It’s sort of a cultural thing with homeschool girls to start preparing for marriage by building a hopechest. As old fashioned as it sounds it’s actually incredibly useful to have after you’re married. Quite a few friends of mine have been working on theirs for years, I didn’t start mine until I was in a serious relationship –  I didn’t see the use for it until that point. There are advantages to both waiting and starting one before you have a boyfriend. The advantage of starting one early is you’ll have more time to accumulate things you might need or would like to have around that aren’t necessarily practical (or you could save up for small appliances). However, what I liked about waiting was that I could talk with my boyfriend about it (as far as colors and decorations etc go) and then what was in my hopechest was a mix of styles and things that we both appreciated. For example, we wanted to decorate our kitchen with a coffee theme and have red be a central color – so I’d get little coffee towels and things when they were on sale and if he found something with that scheme he could contribute as well ( :D). This made putting together my hopechest more enjoyable for me personally, but I’m just weird like that.

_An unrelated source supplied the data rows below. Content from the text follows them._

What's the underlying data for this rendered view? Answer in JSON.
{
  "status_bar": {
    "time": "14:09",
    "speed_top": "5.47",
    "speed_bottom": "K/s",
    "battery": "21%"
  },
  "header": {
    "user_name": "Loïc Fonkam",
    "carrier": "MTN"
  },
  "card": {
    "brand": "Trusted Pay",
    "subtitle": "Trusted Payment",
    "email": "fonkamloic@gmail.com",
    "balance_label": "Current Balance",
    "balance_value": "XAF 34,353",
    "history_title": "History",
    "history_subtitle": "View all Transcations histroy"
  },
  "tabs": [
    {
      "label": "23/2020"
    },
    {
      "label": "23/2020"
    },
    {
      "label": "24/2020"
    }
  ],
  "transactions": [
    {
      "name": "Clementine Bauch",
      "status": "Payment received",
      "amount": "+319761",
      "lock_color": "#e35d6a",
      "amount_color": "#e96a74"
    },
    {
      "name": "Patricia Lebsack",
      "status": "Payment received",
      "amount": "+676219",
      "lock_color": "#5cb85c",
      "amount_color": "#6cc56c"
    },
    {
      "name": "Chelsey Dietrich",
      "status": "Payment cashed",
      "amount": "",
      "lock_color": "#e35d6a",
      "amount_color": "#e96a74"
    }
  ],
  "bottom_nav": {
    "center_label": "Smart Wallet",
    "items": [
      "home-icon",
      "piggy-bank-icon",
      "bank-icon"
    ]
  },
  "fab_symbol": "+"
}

Anyway, I know there are alot of girls out there working on hopechests, so I thought I’d throw out some tips from some of the things I’ve learned:
1.  You will be way ahead if you have a complete kitchen already put away in your hopechest (including small appliances). Kitchen items, even just baking sheets can be really pricey, and it’s nice if you don’t have to deal with stocking a kitchen while you’re moving into your place. Also, having multiple  mixing bowls is a great idea.
—- As a side note, finding a good set of dishtowels (for drying) will save you a headache (and from picking fuzz off your dishes) if you have a place without a dishwasher.
2. Having a nice set of blankets/sheets/linens is also a great thing to have put away (and also pricey otherwise). This is something really fun to pick out together, but also fun to pick out yourself.
3. Irons and Ironing boards are good ideas. I don’t iron much, but living in an apartment without an iron/ironing board makes you appreciate them…and saves money at the coin-op dryer. Clothes will get wrinkled, so I’m throwing irons in here as something I totally didn’t even think about.
4. If you like sewing or plan on doing some sewing, picking up a nice sewing machine when it’s on sale will save you a good bit of money, and you’ll also be able to start practicing. I bought mine  for $50 on Black Friday a year or two ago, and it’s been fantastic.  It’s also faster than hand stitching.
5. Decorations – If you already know what you/& your boyfriend want to do decorating wise keep an eye out for decorations or put some on your wishlist. I wanted to do a retro style dining area, so my grandparents gave me some retro coke items for christmas. Garage sales are good places to pick up random decorative items as well, and sometimes you can find some really great stuff on sale if  you look for it.
6. Keep in mind you can put whatever you don’t have on a registry, but you might not get everything you put on there. Back up plans are good, as well as already having  the essentials.